Data about app and page elements:

=-=-=-=-=

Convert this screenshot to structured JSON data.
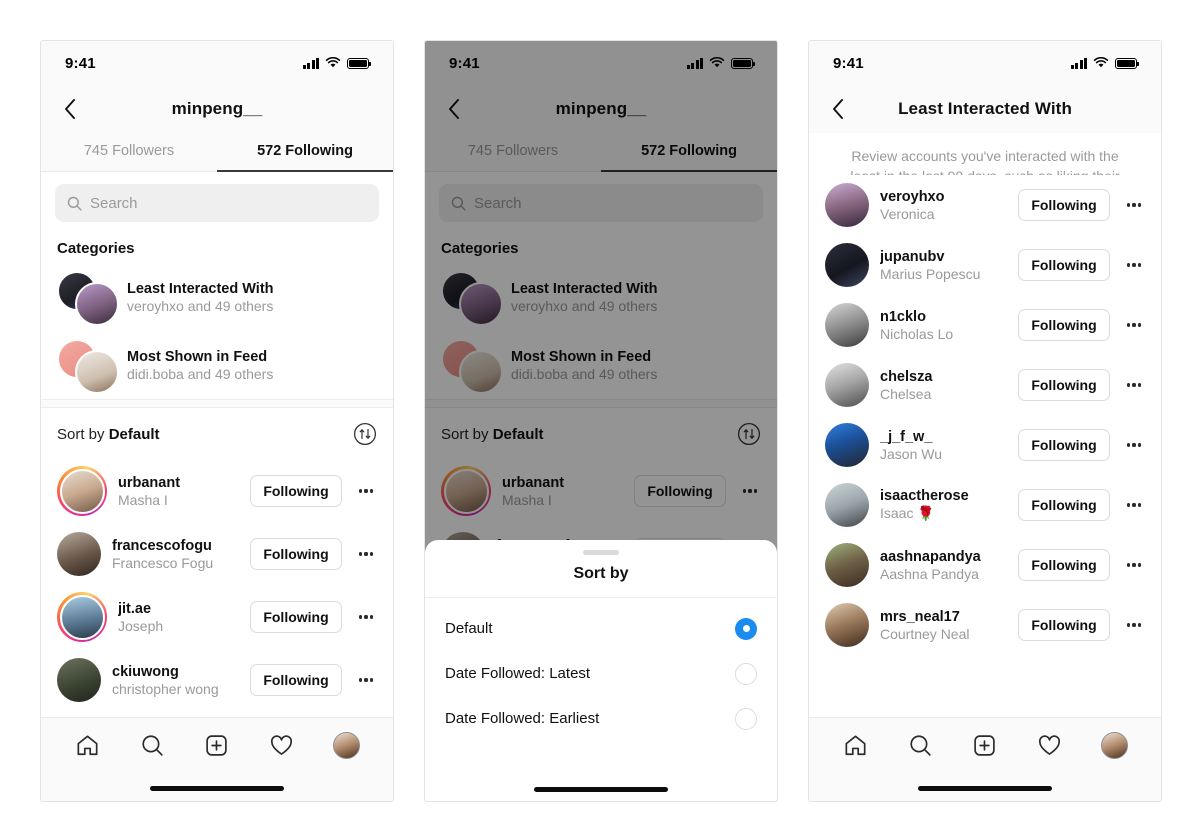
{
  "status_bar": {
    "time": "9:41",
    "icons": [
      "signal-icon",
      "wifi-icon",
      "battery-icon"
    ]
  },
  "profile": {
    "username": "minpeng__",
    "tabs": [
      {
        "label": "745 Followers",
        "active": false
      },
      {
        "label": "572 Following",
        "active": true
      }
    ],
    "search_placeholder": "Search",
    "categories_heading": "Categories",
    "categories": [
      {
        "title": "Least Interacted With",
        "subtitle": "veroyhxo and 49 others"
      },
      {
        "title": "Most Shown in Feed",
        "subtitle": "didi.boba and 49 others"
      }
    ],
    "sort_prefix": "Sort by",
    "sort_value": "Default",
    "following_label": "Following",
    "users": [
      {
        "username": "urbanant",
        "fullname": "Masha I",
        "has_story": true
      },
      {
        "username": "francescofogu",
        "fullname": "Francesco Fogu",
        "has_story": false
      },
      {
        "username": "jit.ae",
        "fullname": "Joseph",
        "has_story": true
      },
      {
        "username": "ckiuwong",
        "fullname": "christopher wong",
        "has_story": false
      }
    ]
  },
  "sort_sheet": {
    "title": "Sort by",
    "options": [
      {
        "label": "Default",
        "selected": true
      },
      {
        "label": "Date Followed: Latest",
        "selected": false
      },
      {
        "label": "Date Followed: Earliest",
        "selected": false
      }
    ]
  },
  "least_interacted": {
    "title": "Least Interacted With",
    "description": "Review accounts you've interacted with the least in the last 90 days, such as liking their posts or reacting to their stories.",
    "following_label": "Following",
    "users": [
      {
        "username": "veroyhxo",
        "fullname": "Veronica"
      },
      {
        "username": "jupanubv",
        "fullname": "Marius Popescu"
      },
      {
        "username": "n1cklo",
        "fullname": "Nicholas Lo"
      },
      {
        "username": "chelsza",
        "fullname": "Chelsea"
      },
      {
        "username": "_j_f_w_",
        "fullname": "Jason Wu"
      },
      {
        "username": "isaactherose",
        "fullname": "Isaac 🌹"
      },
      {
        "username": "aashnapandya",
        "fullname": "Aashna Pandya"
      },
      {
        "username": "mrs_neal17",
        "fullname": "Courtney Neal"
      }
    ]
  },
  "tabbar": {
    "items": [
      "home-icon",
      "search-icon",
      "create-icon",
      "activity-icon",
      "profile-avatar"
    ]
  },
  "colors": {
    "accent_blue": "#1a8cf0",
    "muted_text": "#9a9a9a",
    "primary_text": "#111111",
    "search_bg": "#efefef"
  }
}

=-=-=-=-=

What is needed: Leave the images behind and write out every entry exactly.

Exercise result:
Convert this screenshot to structured JSON data.
{
  "status_bar": {
    "time": "9:41",
    "icons": [
      "signal-icon",
      "wifi-icon",
      "battery-icon"
    ]
  },
  "profile": {
    "username": "minpeng__",
    "tabs": [
      {
        "label": "745 Followers",
        "active": false
      },
      {
        "label": "572 Following",
        "active": true
      }
    ],
    "search_placeholder": "Search",
    "categories_heading": "Categories",
    "categories": [
      {
        "title": "Least Interacted With",
        "subtitle": "veroyhxo and 49 others"
      },
      {
        "title": "Most Shown in Feed",
        "subtitle": "didi.boba and 49 others"
      }
    ],
    "sort_prefix": "Sort by",
    "sort_value": "Default",
    "following_label": "Following",
    "users": [
      {
        "username": "urbanant",
        "fullname": "Masha I",
        "has_story": true
      },
      {
        "username": "francescofogu",
        "fullname": "Francesco Fogu",
        "has_story": false
      },
      {
        "username": "jit.ae",
        "fullname": "Joseph",
        "has_story": true
      },
      {
        "username": "ckiuwong",
        "fullname": "christopher wong",
        "has_story": false
      }
    ]
  },
  "sort_sheet": {
    "title": "Sort by",
    "options": [
      {
        "label": "Default",
        "selected": true
      },
      {
        "label": "Date Followed: Latest",
        "selected": false
      },
      {
        "label": "Date Followed: Earliest",
        "selected": false
      }
    ]
  },
  "least_interacted": {
    "title": "Least Interacted With",
    "description": "Review accounts you've interacted with the least in the last 90 days, such as liking their posts or reacting to their stories.",
    "following_label": "Following",
    "users": [
      {
        "username": "veroyhxo",
        "fullname": "Veronica"
      },
      {
        "username": "jupanubv",
        "fullname": "Marius Popescu"
      },
      {
        "username": "n1cklo",
        "fullname": "Nicholas Lo"
      },
      {
        "username": "chelsza",
        "fullname": "Chelsea"
      },
      {
        "username": "_j_f_w_",
        "fullname": "Jason Wu"
      },
      {
        "username": "isaactherose",
        "fullname": "Isaac 🌹"
      },
      {
        "username": "aashnapandya",
        "fullname": "Aashna Pandya"
      },
      {
        "username": "mrs_neal17",
        "fullname": "Courtney Neal"
      }
    ]
  },
  "tabbar": {
    "items": [
      "home-icon",
      "search-icon",
      "create-icon",
      "activity-icon",
      "profile-avatar"
    ]
  },
  "colors": {
    "accent_blue": "#1a8cf0",
    "muted_text": "#9a9a9a",
    "primary_text": "#111111",
    "search_bg": "#efefef"
  }
}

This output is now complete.